• Problem
Counting task for the data below: how many lines hold the word "UNKNOWN"? Answer with the number only.

• Records for the task

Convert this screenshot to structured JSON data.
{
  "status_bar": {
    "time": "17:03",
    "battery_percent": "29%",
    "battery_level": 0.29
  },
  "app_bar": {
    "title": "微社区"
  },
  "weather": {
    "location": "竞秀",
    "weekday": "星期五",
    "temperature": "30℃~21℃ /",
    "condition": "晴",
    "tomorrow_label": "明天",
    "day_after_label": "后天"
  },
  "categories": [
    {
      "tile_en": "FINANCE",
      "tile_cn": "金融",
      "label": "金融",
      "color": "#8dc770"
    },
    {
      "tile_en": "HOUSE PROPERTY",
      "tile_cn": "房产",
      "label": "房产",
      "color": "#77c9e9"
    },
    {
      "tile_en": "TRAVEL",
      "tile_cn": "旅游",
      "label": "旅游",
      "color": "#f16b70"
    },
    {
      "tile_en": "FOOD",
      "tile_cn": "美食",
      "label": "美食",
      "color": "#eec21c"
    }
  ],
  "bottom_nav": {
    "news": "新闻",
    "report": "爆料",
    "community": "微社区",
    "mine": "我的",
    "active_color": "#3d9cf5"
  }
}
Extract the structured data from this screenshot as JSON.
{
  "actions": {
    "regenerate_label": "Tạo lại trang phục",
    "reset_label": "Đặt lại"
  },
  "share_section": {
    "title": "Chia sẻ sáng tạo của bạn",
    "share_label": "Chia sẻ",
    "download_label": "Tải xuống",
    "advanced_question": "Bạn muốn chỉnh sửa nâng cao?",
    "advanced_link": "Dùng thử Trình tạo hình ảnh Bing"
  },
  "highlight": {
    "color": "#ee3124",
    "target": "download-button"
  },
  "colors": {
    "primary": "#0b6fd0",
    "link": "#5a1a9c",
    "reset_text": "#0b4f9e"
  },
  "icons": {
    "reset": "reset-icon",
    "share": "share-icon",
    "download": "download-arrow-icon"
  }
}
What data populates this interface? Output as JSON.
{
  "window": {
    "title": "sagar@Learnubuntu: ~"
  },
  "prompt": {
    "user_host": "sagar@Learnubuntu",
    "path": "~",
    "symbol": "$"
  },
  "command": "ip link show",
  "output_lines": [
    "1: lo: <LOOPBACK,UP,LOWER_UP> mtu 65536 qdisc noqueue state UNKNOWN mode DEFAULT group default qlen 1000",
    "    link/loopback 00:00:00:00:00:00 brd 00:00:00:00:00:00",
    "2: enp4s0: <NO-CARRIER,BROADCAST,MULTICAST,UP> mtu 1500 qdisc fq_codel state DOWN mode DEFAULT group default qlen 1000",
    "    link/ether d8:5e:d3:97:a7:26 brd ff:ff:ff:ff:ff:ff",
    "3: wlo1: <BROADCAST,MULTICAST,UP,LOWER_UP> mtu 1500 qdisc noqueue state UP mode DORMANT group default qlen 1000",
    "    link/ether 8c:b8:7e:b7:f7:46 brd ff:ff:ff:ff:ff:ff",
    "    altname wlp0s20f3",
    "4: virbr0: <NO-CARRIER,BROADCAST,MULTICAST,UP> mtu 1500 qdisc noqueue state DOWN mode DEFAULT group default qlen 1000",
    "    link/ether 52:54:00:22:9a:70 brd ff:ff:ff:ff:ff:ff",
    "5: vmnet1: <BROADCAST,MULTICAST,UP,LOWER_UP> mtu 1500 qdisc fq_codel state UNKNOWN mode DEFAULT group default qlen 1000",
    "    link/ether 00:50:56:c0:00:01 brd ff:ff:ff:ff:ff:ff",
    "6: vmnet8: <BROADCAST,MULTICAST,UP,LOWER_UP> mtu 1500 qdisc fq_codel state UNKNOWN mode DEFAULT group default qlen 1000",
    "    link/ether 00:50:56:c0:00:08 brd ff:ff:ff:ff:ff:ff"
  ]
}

• Output
3